> [WHAT YOU SHOULD DO]
Check every line of the data for the string "kind" and copy the ones that have it.

[Items from an interface collection]
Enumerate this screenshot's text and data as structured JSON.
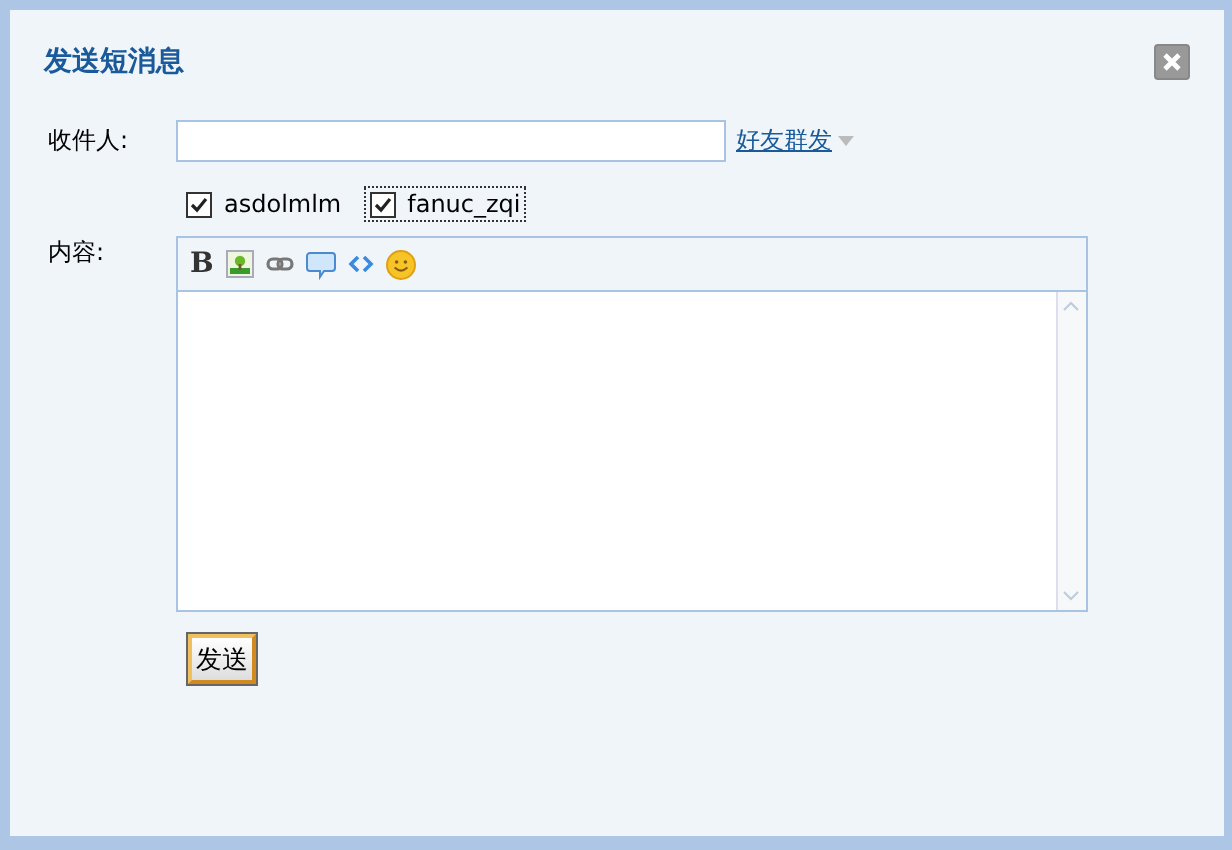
{
  "dialog": {
    "title": "发送短消息"
  },
  "recipient": {
    "label": "收件人:",
    "link": "好友群发"
  },
  "friends": [
    {
      "name": "asdolmlm",
      "checked": true,
      "focused": false
    },
    {
      "name": "fanuc_zqi",
      "checked": true,
      "focused": true
    }
  ],
  "content": {
    "label": "内容:"
  },
  "toolbar": [
    {
      "kind": "bold",
      "label": "B"
    },
    {
      "kind": "image"
    },
    {
      "kind": "link"
    },
    {
      "kind": "quote"
    },
    {
      "kind": "code"
    },
    {
      "kind": "smiley"
    }
  ],
  "send_button": "发送"
}
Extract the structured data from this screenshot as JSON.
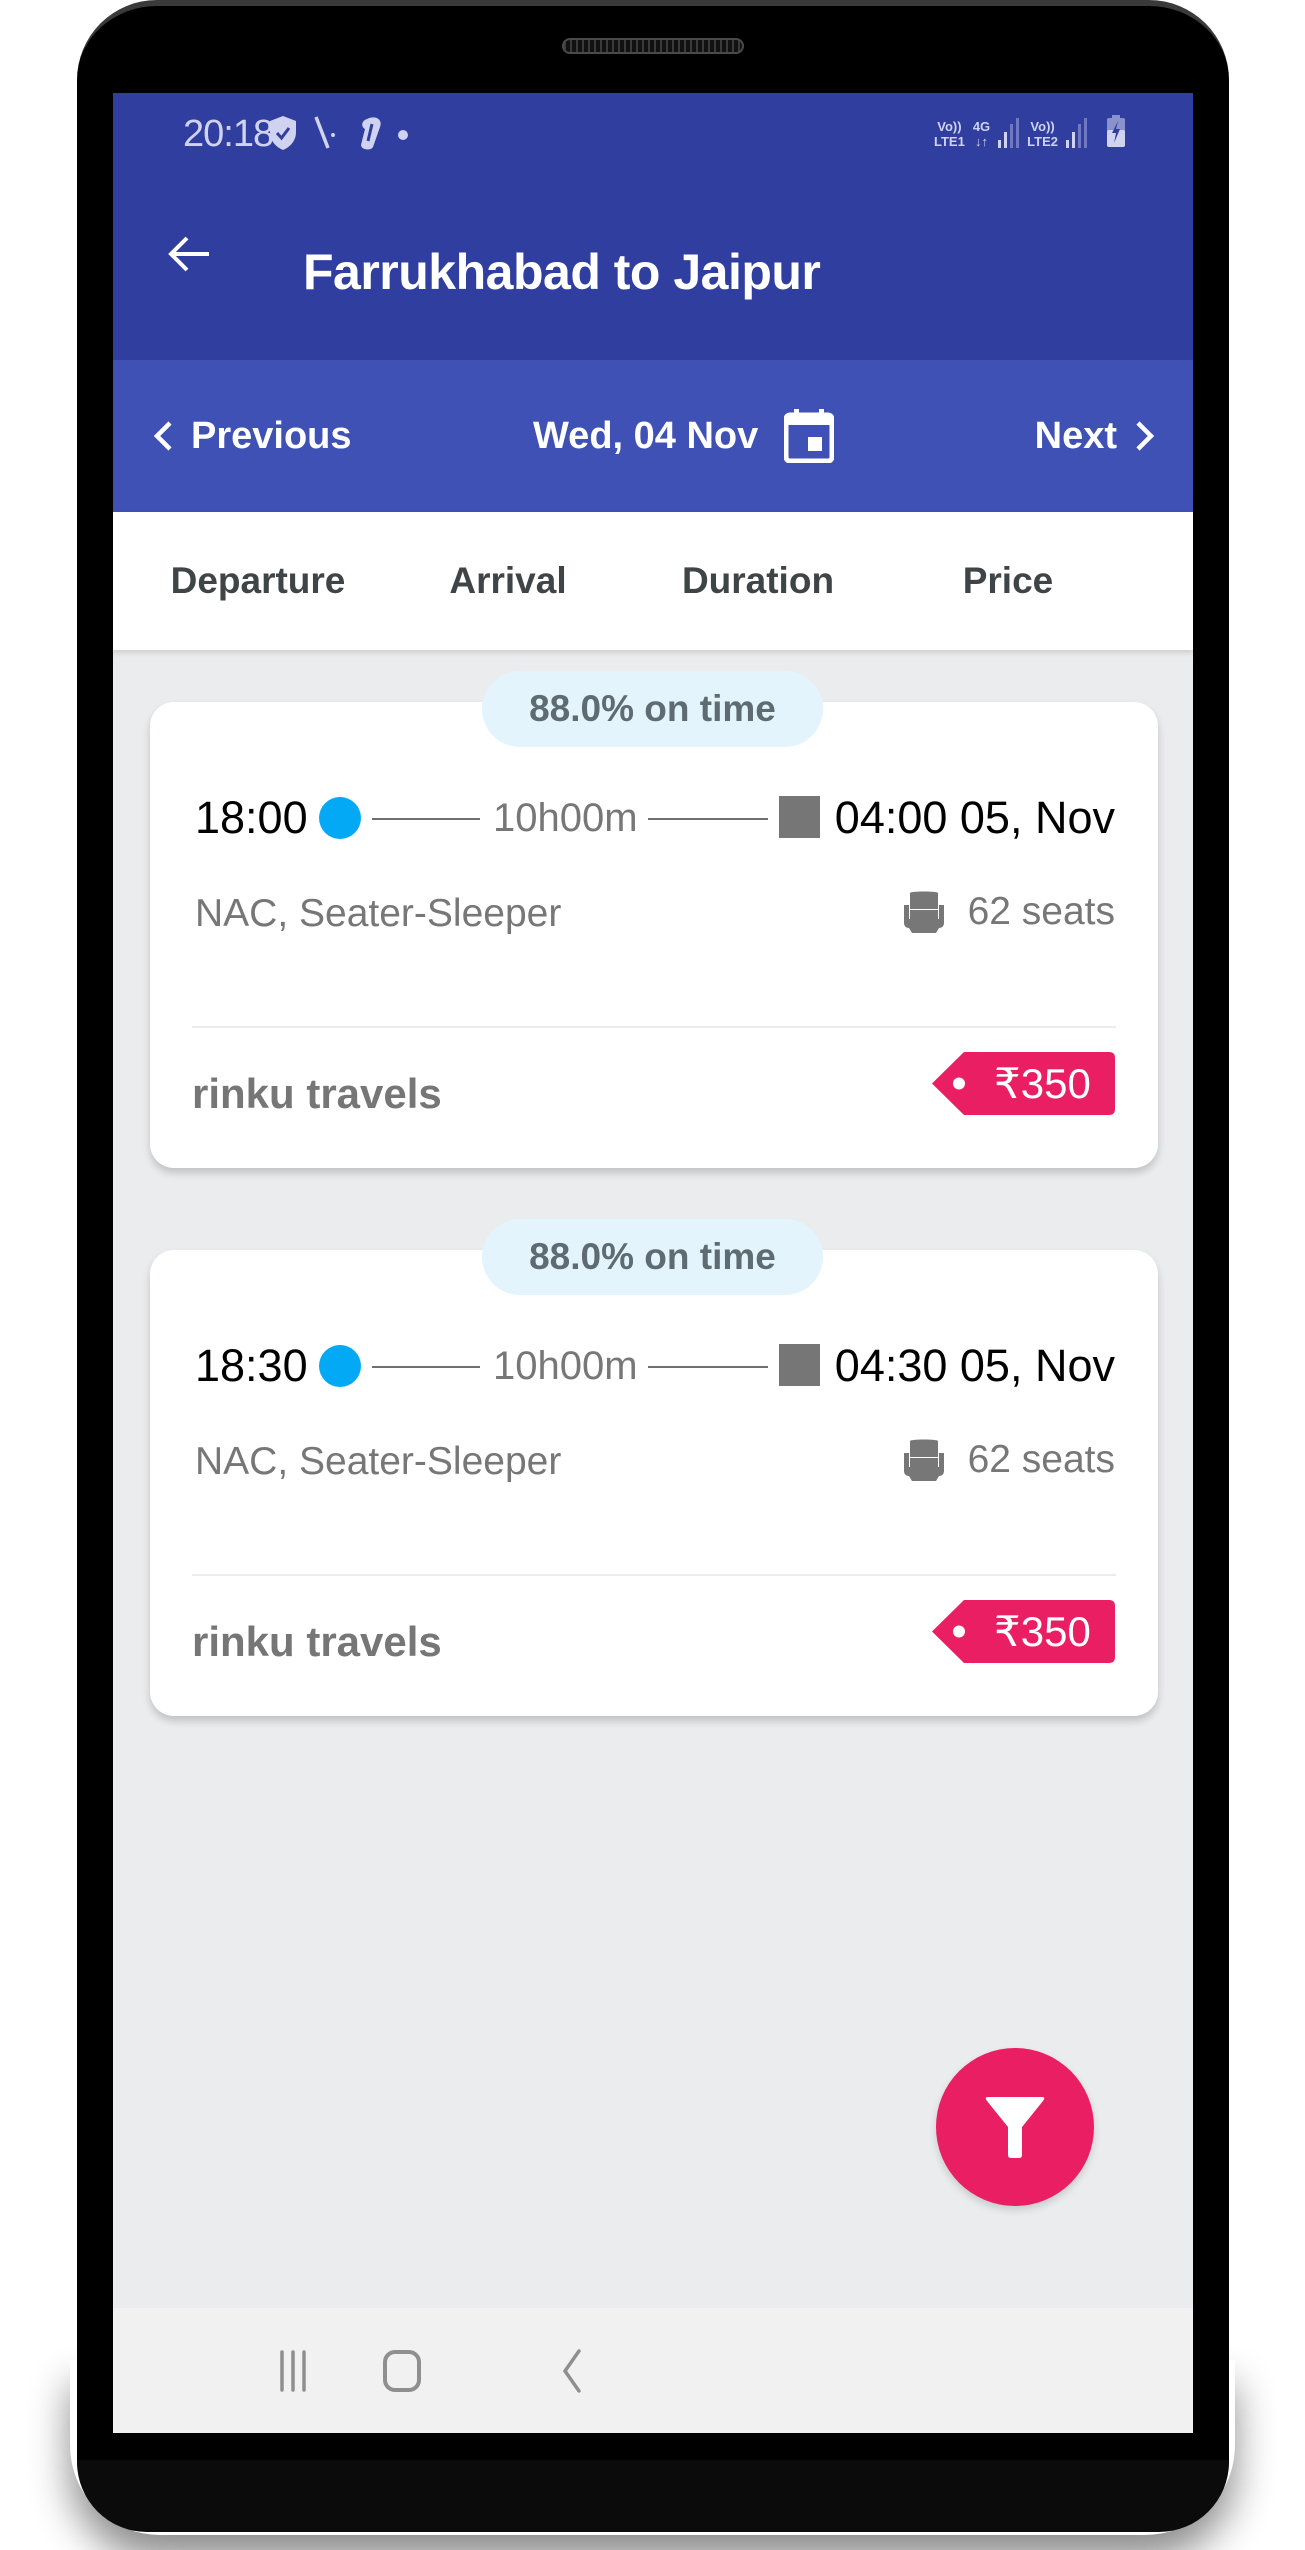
{
  "status_bar": {
    "time": "20:18",
    "left_icons": [
      "shield-check-icon",
      "signal-antenna-icon",
      "app-notification-icon",
      "dot-icon"
    ],
    "sim1_label_top": "Vo))",
    "sim1_label_bottom": "LTE1",
    "data_label_top": "4G",
    "data_label_bottom": "↓↑",
    "sim2_label_top": "Vo))",
    "sim2_label_bottom": "LTE2",
    "battery": "charging"
  },
  "toolbar": {
    "title": "Farrukhabad to Jaipur",
    "back_icon": "arrow-back-icon"
  },
  "date_bar": {
    "previous_label": "Previous",
    "date": "Wed, 04 Nov",
    "next_label": "Next"
  },
  "sort_tabs": [
    {
      "label": "Departure"
    },
    {
      "label": "Arrival"
    },
    {
      "label": "Duration"
    },
    {
      "label": "Price"
    }
  ],
  "results": [
    {
      "on_time": "88.0% on time",
      "departure": "18:00",
      "duration": "10h00m",
      "arrival": "04:00 05, Nov",
      "bus_type": "NAC, Seater-Sleeper",
      "seats": "62 seats",
      "operator": "rinku travels",
      "price": "₹350"
    },
    {
      "on_time": "88.0% on time",
      "departure": "18:30",
      "duration": "10h00m",
      "arrival": "04:30 05, Nov",
      "bus_type": "NAC, Seater-Sleeper",
      "seats": "62 seats",
      "operator": "rinku travels",
      "price": "₹350"
    }
  ],
  "fab": {
    "icon": "filter-icon"
  },
  "nav_bar": {
    "buttons": [
      "recent-apps-icon",
      "home-icon",
      "back-icon"
    ]
  },
  "colors": {
    "primary_dark": "#303f9f",
    "primary": "#3f51b5",
    "accent": "#e91e63",
    "departure_dot": "#03a9f4",
    "badge_bg": "#e3f4fc"
  }
}
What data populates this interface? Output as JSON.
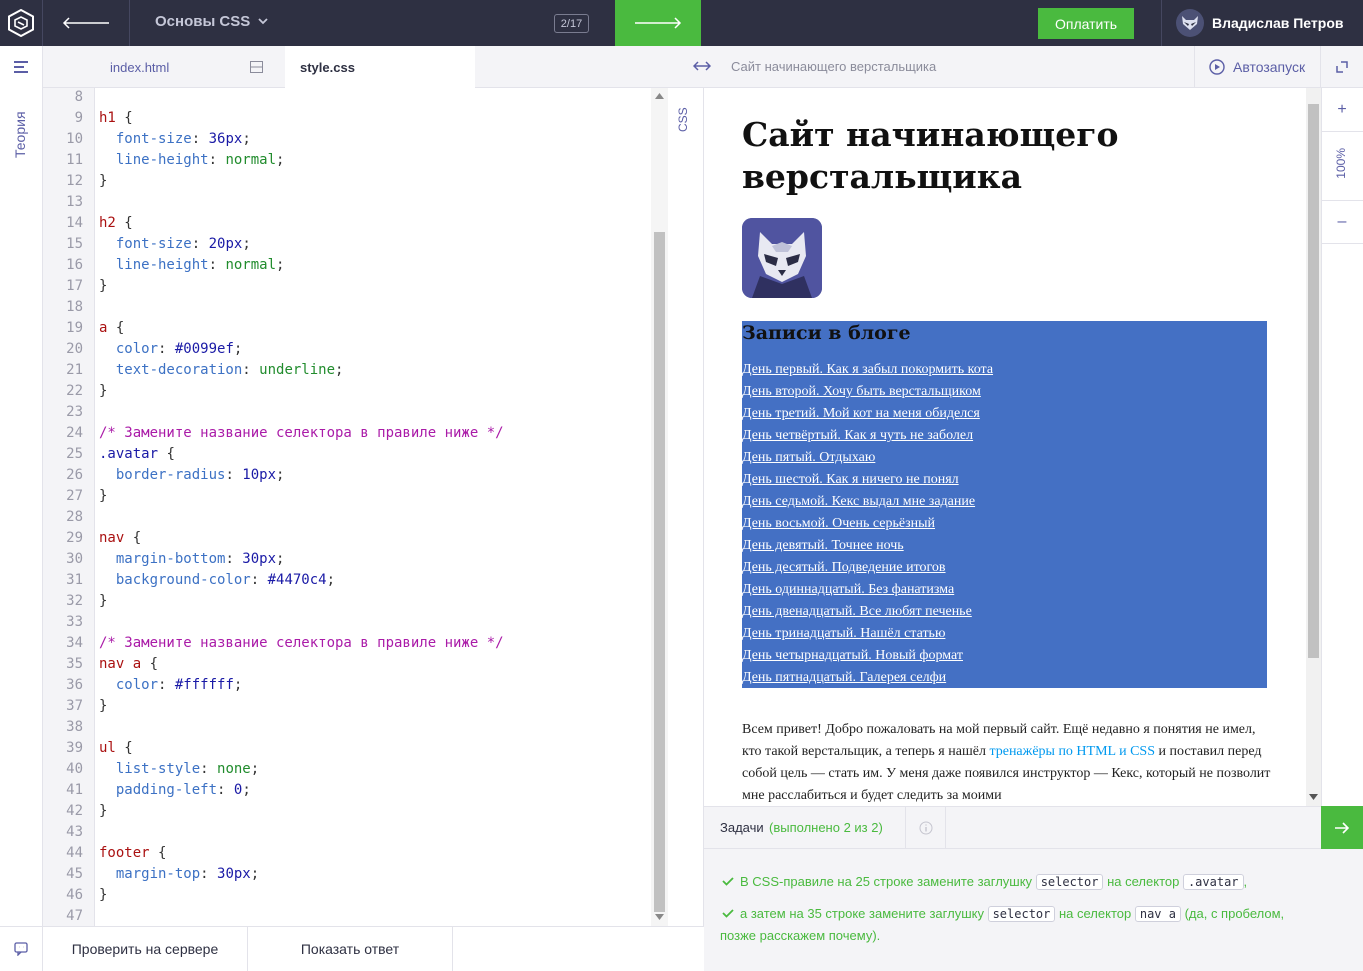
{
  "topbar": {
    "course": "Основы CSS",
    "step": "2/17",
    "pay_label": "Оплатить",
    "user_name": "Владислав Петров"
  },
  "sidebar": {
    "theory_label": "Теория"
  },
  "tabs": [
    {
      "label": "index.html"
    },
    {
      "label": "style.css",
      "active": true
    }
  ],
  "editor": {
    "lang_label": "CSS",
    "lines": [
      {
        "n": "8",
        "t": ""
      },
      {
        "n": "9",
        "t": "h1 {"
      },
      {
        "n": "10",
        "t": "  font-size: 36px;"
      },
      {
        "n": "11",
        "t": "  line-height: normal;"
      },
      {
        "n": "12",
        "t": "}"
      },
      {
        "n": "13",
        "t": ""
      },
      {
        "n": "14",
        "t": "h2 {"
      },
      {
        "n": "15",
        "t": "  font-size: 20px;"
      },
      {
        "n": "16",
        "t": "  line-height: normal;"
      },
      {
        "n": "17",
        "t": "}"
      },
      {
        "n": "18",
        "t": ""
      },
      {
        "n": "19",
        "t": "a {"
      },
      {
        "n": "20",
        "t": "  color: #0099ef;"
      },
      {
        "n": "21",
        "t": "  text-decoration: underline;"
      },
      {
        "n": "22",
        "t": "}"
      },
      {
        "n": "23",
        "t": ""
      },
      {
        "n": "24",
        "t": "/* Замените название селектора в правиле ниже */"
      },
      {
        "n": "25",
        "t": ".avatar {"
      },
      {
        "n": "26",
        "t": "  border-radius: 10px;"
      },
      {
        "n": "27",
        "t": "}"
      },
      {
        "n": "28",
        "t": ""
      },
      {
        "n": "29",
        "t": "nav {"
      },
      {
        "n": "30",
        "t": "  margin-bottom: 30px;"
      },
      {
        "n": "31",
        "t": "  background-color: #4470c4;"
      },
      {
        "n": "32",
        "t": "}"
      },
      {
        "n": "33",
        "t": ""
      },
      {
        "n": "34",
        "t": "/* Замените название селектора в правиле ниже */"
      },
      {
        "n": "35",
        "t": "nav a {"
      },
      {
        "n": "36",
        "t": "  color: #ffffff;"
      },
      {
        "n": "37",
        "t": "}"
      },
      {
        "n": "38",
        "t": ""
      },
      {
        "n": "39",
        "t": "ul {"
      },
      {
        "n": "40",
        "t": "  list-style: none;"
      },
      {
        "n": "41",
        "t": "  padding-left: 0;"
      },
      {
        "n": "42",
        "t": "}"
      },
      {
        "n": "43",
        "t": ""
      },
      {
        "n": "44",
        "t": "footer {"
      },
      {
        "n": "45",
        "t": "  margin-top: 30px;"
      },
      {
        "n": "46",
        "t": "}"
      },
      {
        "n": "47",
        "t": ""
      }
    ]
  },
  "preview": {
    "header_title": "Сайт начинающего верстальщика",
    "autorun_label": "Автозапуск",
    "zoom": "100%",
    "zoom_plus": "+",
    "zoom_minus": "–",
    "site_title": "Сайт начинающего верстальщика",
    "blog_heading": "Записи в блоге",
    "blog_links": [
      "День первый. Как я забыл покормить кота",
      "День второй. Хочу быть верстальщиком",
      "День третий. Мой кот на меня обиделся",
      "День четвёртый. Как я чуть не заболел",
      "День пятый. Отдыхаю",
      "День шестой. Как я ничего не понял",
      "День седьмой. Кекс выдал мне задание",
      "День восьмой. Очень серьёзный",
      "День девятый. Точнее ночь",
      "День десятый. Подведение итогов",
      "День одиннадцатый. Без фанатизма",
      "День двенадцатый. Все любят печенье",
      "День тринадцатый. Нашёл статью",
      "День четырнадцатый. Новый формат",
      "День пятнадцатый. Галерея селфи"
    ],
    "intro_before": "Всем привет! Добро пожаловать на мой первый сайт. Ещё недавно я понятия не имел, кто такой верстальщик, а теперь я нашёл ",
    "intro_link": "тренажёры по HTML и CSS",
    "intro_after": " и поставил перед собой цель — стать им. У меня даже появился инструктор — Кекс, который не позволит мне расслабиться и будет следить за моими",
    "link_color": "#0099ef",
    "nav_bg": "#4470c4"
  },
  "tasks": {
    "label": "Задачи",
    "done": "(выполнено 2 из 2)",
    "items": [
      {
        "parts": [
          "В CSS-правиле на 25 строке замените заглушку ",
          "selector",
          " на селектор ",
          ".avatar",
          ","
        ]
      },
      {
        "parts": [
          "а затем на 35 строке замените заглушку ",
          "selector",
          " на селектор ",
          "nav a",
          " (да, с пробелом, позже расскажем почему)."
        ]
      }
    ]
  },
  "bottom": {
    "check_label": "Проверить на сервере",
    "answer_label": "Показать ответ"
  },
  "colors": {
    "accent_green": "#4aba3f",
    "topbar": "#2e3042",
    "purple": "#5b5ea6"
  }
}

> [ANSWER FOR THIS EXERCISE]
      "kind": "bold",
      "kind": "image"
      "kind": "link"
      "kind": "quote"
      "kind": "code"
      "kind": "smiley"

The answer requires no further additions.